When working within a given unit, says Wears, "We like a co-construction framework, where both parties try to mutually build a shared description of what's happened with the patient so where they've been, where they're headed, what pitfalls exist, and what remains to be done. Typically, you do not need a lot of details about unrelated facts; you need the big picture like 'This is a GI bleeder,' which conjures up a mental picture. You need some idea of what the course of treatment has been; this is important to co-construction, because the oncoming party then starts to probe for clarification. They might ask, 'Why would you do that?' or 'Why did you not think about aortic dissection?' The reply might be, 'We considered X, but we ruled it out,' or, 'Well, we actually did not think about that.' Ultimately, they will have the same picture."
Wears says he just heard of a facility that instituted a policy requiring the "off-going" person to call back in an hour to make sure all the important issues had been covered. "I think this is a nice policy," he says. "Formalizing something like that is probably a good idea."
When crossing organizational boundaries, Wears continues, "People do have different expectations, but I like to think that articulating those expectations and coming up with an approach would be useful." This is more difficult, he concedes, in teaching settings, in that residents turn over often, so "communal wisdom" is more difficult to attain. "But in other settings, it's possible because staff stick around longer," says Wears. What's important, he adds, is "the ability to have some sort of shared information artifact. For example, people have had some success with the ability to look at a face sheet summary of what's going on i.e., 'Things that need to be checked tonight.' This way, both parties can look at the same artifact." It doesn't have to be extremely detailed, he adds. "You can just hit the high spots."
Interns overestimate handoff effectiveness
It seems that effective handoffs plague interns, too. In a recent article in Pediatrics, post-call interns were asked to predict what the on-call interns would report as the important pieces of information communicated during the handoff about each patient.1 They also guessed on-call interns' rating of how well the handoffs went. In addition, on-call interns were asked to list the most important pieces of information for each patient that post-call interns communicated during the handoff, and how well the handoffs went. Interns had access to written handoffs during the interviews.
Out of 52 interviews that were conducted, the most important piece of information about a patient was not successfully communicated 60% of the time despite the fact that the post-call interns believed that it was. The authors say the study demonstrates that "systematic causes of miscommunication may play a role in handoff quality."
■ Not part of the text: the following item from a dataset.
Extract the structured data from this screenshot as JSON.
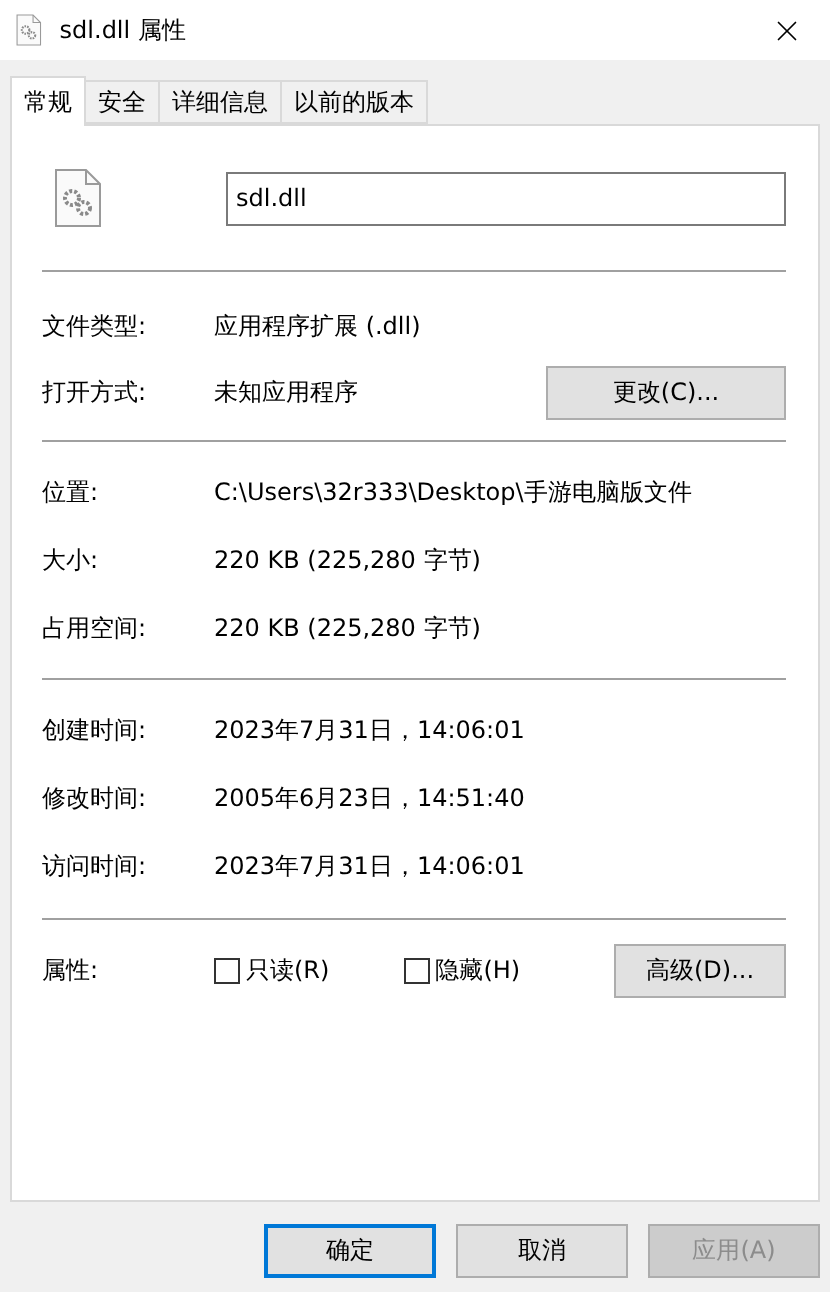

One of the things he learned from his co-author, he emphasizes, "is that the purpose of a handoff is not a complete data dump, but [providing enough information to] let the next person act safely and effectively. If you send every possible bit of information, the important stuff will be drowned out by the irrelevant stuff. Focus on what might happen, and what might be useful."
Charlotte Huber, RN, MSN. Patient Safety Analyst, Pennsylvania Patient Safety Authority, P.O. Box 706, 5200 Butler Pike, Plymouth Meeting, PA 19462-0706. Phone: 1-610-825-6000 x5036. Fax: 610-567-1114 Email: email@example.com.
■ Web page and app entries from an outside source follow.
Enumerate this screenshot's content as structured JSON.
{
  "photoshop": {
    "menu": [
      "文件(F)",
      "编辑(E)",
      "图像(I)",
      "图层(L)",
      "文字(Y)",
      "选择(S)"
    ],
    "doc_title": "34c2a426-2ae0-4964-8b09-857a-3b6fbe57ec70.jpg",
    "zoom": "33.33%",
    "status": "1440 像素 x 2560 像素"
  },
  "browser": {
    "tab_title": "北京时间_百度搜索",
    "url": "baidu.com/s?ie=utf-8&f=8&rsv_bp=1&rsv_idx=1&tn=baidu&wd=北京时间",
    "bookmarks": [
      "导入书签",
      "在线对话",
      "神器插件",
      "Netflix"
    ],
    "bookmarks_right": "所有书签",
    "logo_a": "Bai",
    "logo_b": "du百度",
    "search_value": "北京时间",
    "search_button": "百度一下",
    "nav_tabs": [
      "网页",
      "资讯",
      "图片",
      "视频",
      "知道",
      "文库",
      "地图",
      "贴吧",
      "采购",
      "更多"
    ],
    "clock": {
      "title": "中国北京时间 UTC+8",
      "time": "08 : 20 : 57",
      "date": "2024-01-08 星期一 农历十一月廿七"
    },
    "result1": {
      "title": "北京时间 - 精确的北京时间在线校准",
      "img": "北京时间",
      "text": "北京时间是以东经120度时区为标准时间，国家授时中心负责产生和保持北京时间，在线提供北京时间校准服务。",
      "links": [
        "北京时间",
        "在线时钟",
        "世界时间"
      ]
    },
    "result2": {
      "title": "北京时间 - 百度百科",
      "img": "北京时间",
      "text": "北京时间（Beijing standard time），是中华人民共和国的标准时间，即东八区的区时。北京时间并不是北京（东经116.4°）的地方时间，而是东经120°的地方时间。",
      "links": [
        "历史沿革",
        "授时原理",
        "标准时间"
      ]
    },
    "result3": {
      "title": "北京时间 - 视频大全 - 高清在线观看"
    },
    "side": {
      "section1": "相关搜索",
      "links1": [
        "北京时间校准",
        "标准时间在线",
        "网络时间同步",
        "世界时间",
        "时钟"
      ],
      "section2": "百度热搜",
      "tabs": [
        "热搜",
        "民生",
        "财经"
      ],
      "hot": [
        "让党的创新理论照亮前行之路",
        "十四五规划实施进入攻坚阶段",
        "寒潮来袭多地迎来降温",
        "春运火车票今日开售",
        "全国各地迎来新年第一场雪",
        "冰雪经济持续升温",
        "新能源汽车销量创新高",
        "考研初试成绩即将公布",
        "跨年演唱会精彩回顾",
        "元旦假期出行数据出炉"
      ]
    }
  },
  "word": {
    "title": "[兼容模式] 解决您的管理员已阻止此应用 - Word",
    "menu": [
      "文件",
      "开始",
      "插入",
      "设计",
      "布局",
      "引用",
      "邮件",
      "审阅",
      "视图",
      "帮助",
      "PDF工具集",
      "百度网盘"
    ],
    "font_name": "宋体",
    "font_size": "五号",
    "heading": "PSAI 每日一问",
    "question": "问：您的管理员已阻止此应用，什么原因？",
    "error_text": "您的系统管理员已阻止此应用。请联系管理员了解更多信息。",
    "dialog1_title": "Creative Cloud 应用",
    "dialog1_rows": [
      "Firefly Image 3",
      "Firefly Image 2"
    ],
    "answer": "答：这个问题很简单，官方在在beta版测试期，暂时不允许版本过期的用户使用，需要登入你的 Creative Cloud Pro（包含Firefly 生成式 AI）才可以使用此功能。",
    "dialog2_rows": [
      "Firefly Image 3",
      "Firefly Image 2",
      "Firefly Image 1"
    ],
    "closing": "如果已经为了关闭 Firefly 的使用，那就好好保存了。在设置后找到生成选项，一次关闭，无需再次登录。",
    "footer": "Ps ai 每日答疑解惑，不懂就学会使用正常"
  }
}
Robert L. Wears, MD, MS, University of Florida. Phone: (904) 244-4405. E-mail: firstname.lastname@example.org.